Here is the 2021 WCNT Schedule.
One of the guiding principles behind the West Coast Number Theory conference is that every idea is worth 15 minutes. This means that there is not a formal, established program of talks before the conference begins. The list of speakers and topics is decided upon at the first business meeting, traditionally held after the opening banquet or reception.
You can take a look at previous years schedules for a flavor of what to expect.
Virtual Banquet and First Business Meeting
Traditionally, West Coast Number Theory starts a banquet. That’s a little hard to do virtually, but we’re going to try. Join us on Zoom at 4pm Pacific, where we will break up into table-sized breakout rooms and start with some informal meeting, greeting, and catching up. We’ll probably shuffle the rooms a few times so you get a chance to meet the other participants. The more formal parts of the First Business Meeting will be mixed in throughout the banquet.
First Business Meeting
In the first business meeting, we’ll officially welcome everybody to the event, introduce the format of the (virtual) conference, review the rules of the road, and confirm talk titles and session chairs.
IMPORTANT: If you cannot make the first business meeting, but do plan to give a talk, please send your talk title and any time/day constraints you have to firstname.lastname@example.org so we can make sure you are on the schedule.

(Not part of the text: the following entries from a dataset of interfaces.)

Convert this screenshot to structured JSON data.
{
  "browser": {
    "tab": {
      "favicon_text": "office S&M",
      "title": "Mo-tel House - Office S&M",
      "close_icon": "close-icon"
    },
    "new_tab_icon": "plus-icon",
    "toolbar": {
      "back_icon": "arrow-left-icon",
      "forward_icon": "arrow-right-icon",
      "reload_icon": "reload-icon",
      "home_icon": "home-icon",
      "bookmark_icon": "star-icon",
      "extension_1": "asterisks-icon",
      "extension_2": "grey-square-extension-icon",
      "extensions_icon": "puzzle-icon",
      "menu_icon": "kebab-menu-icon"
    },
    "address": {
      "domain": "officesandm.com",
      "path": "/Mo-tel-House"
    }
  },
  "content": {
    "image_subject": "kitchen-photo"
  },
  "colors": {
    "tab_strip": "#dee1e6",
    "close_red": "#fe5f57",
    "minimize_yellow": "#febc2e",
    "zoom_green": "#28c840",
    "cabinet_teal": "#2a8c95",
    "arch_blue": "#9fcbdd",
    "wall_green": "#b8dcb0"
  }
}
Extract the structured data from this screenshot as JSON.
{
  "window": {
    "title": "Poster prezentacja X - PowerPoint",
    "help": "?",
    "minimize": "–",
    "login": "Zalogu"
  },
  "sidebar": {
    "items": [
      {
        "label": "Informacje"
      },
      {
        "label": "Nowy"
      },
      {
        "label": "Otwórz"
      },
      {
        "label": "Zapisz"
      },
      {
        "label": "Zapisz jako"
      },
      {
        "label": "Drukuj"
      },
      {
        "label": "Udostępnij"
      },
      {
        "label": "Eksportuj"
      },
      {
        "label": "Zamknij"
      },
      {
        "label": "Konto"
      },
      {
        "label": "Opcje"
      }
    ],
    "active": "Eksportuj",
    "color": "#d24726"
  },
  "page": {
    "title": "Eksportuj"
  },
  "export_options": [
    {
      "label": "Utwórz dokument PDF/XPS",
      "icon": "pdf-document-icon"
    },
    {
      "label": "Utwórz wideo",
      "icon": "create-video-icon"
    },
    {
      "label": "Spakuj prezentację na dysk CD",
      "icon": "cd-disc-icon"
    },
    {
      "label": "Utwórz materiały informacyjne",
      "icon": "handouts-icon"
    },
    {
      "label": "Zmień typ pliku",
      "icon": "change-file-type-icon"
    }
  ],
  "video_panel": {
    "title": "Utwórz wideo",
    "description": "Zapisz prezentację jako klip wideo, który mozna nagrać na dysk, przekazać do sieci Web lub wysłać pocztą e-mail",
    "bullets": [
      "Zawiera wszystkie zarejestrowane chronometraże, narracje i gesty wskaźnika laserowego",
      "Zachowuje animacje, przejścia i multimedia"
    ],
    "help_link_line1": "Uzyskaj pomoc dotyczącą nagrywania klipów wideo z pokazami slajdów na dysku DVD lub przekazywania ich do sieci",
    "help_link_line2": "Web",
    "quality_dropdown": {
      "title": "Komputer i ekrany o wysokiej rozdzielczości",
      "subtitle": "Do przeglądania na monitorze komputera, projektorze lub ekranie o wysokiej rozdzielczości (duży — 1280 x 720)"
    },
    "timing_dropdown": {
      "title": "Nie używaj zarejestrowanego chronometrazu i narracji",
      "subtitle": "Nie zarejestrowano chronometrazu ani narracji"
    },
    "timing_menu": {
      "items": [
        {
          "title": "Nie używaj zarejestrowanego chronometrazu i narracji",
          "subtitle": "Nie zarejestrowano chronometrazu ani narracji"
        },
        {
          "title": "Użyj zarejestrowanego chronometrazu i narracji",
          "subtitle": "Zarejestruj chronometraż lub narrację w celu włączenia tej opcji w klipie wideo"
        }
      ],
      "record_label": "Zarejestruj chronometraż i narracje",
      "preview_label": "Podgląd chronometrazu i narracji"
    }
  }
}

Talks and Problem Sessions
Format of the Talks
The length allowed for all talks is 20 minutes (usually, 15 minutes with 5 minutes for questions). The second and fourth days of the conference will be full days of talks, while the third will have talks in the morning, leaving the afternoon for our “afternoon off” for sightseeing and recreation.
Several problem sessions will be scheduled during the conference, where unsolved problems, half-baked ideas, questions pertaining to number theory, and notes about previously posed problems are discussed. Think of this as a friendly place to talk about the Number Theory questions that have you stumped, or the half-baked ideas you have for solving them. After the event, these discussions are bundled up, edited, and published on the Problem Sessions page.
For this year’s virtual event, we will have a Zoom chat (with breakout rooms), Slack, and some kind of LaTeX-enabled math notebook available for the problem sessions. We may try other tools as the event proceeds (padlets, cocalc). More details will be posted on the conference’s Slack.
To give you and idea of the participant list and the wide variety and level of talks one can expect at this conference, schedules from recent conferences are available online. (Note: These documents may not reflect last minute changes that were made to the program during the conference itself.)